Directions for this task: Pull every line holding the word "JSON" from the data below and copy it.

=== Section Start ===

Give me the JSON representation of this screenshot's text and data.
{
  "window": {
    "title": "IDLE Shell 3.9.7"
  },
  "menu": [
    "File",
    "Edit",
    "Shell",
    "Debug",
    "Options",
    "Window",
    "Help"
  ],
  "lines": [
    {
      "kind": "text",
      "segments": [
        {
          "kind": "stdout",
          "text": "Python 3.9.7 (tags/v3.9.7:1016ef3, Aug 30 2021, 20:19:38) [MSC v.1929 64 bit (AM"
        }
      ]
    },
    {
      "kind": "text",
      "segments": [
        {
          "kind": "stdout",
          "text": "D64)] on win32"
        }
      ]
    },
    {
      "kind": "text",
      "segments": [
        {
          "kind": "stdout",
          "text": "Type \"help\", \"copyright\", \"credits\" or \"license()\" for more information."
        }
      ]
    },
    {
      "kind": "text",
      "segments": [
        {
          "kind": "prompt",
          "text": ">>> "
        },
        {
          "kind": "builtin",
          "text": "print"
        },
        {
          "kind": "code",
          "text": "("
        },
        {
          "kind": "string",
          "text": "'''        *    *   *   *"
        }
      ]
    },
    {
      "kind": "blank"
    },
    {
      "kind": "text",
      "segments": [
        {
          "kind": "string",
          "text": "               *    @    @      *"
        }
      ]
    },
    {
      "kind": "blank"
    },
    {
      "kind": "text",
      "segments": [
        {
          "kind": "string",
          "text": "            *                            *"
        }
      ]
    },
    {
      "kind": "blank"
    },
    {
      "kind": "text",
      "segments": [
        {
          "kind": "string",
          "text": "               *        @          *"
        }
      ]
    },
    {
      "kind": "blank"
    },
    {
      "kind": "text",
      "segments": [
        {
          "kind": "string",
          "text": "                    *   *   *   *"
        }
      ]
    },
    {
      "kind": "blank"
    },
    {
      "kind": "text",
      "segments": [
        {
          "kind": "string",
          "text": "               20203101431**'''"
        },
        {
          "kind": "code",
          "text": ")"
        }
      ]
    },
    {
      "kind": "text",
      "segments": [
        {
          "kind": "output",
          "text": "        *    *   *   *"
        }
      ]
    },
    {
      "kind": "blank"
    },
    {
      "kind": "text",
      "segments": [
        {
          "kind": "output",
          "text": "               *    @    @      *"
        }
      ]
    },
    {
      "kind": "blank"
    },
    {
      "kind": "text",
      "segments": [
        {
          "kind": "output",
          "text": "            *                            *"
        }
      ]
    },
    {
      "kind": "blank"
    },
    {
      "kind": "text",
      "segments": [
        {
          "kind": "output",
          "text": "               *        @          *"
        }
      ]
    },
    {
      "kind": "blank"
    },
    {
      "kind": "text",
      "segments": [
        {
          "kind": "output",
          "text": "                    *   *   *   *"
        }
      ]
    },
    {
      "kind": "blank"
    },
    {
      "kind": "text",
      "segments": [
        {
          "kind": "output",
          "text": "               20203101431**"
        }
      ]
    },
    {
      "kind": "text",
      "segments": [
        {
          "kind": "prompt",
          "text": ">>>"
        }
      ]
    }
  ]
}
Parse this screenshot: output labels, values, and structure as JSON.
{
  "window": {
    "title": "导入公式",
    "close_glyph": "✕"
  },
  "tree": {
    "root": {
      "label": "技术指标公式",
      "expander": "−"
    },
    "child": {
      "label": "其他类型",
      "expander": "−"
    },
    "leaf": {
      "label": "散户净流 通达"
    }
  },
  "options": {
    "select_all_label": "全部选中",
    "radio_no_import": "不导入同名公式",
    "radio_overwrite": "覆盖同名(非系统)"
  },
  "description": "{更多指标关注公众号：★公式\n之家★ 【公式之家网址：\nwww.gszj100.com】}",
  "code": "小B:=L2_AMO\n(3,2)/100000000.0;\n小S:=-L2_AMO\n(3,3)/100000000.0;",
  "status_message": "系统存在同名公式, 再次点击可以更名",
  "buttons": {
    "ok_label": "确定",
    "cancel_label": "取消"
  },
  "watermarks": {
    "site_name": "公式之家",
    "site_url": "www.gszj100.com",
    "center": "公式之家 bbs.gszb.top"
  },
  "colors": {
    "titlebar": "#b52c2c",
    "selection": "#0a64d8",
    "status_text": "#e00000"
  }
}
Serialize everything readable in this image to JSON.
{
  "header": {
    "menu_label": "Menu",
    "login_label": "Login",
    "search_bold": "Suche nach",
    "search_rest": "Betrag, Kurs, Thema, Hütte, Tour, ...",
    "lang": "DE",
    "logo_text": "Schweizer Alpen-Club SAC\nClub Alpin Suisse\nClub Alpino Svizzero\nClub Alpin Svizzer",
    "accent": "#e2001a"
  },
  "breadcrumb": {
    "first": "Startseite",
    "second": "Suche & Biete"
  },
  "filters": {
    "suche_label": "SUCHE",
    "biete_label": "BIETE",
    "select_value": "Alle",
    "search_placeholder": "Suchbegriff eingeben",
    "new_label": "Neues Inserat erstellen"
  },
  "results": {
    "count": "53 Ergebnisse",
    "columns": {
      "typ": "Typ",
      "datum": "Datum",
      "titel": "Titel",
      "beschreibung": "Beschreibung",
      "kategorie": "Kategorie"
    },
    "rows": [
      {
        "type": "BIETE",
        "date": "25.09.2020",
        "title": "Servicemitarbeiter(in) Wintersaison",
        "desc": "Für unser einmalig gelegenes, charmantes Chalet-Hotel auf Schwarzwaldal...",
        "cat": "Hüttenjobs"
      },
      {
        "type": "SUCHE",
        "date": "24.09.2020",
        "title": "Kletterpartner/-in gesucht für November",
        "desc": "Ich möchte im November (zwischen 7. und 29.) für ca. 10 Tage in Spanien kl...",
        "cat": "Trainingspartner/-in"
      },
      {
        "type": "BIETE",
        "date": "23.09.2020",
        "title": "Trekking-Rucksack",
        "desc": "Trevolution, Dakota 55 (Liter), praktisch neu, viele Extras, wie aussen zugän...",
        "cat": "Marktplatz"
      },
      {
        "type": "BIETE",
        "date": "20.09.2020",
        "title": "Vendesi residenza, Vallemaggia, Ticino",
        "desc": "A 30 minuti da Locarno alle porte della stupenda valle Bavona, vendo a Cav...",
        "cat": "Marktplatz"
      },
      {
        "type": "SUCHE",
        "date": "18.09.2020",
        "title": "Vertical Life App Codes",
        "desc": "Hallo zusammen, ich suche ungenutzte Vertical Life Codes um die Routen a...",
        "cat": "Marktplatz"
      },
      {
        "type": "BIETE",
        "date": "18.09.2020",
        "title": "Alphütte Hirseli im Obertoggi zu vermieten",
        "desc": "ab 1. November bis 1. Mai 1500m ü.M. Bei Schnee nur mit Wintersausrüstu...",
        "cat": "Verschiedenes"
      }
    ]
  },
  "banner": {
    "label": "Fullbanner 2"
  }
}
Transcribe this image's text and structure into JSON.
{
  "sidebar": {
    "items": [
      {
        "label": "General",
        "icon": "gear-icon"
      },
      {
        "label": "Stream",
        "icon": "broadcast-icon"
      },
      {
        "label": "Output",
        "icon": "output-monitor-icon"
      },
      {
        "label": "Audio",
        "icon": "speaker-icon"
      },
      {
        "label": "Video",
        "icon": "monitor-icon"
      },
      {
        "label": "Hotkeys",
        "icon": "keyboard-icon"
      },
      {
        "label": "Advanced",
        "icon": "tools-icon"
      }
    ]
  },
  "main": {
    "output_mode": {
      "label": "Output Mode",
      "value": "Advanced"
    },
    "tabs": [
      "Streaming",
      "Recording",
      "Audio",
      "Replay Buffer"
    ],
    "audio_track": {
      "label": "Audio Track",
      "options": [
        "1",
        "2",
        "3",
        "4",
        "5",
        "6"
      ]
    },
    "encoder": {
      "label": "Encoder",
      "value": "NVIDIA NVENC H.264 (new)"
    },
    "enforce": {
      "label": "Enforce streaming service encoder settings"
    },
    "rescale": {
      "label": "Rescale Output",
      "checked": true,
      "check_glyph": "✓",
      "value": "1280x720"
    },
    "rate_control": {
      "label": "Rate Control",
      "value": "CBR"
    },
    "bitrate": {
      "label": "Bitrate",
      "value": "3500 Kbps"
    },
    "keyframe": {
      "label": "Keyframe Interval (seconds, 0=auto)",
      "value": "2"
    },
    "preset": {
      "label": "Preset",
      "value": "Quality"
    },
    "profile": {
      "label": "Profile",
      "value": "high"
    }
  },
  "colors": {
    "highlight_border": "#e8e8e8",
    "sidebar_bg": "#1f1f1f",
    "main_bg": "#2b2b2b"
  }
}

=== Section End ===

Answer space:
Give me the JSON representation of this screenshot's text and data.
Parse this screenshot: output labels, values, and structure as JSON.
Serialize everything readable in this image to JSON.
Transcribe this image's text and structure into JSON.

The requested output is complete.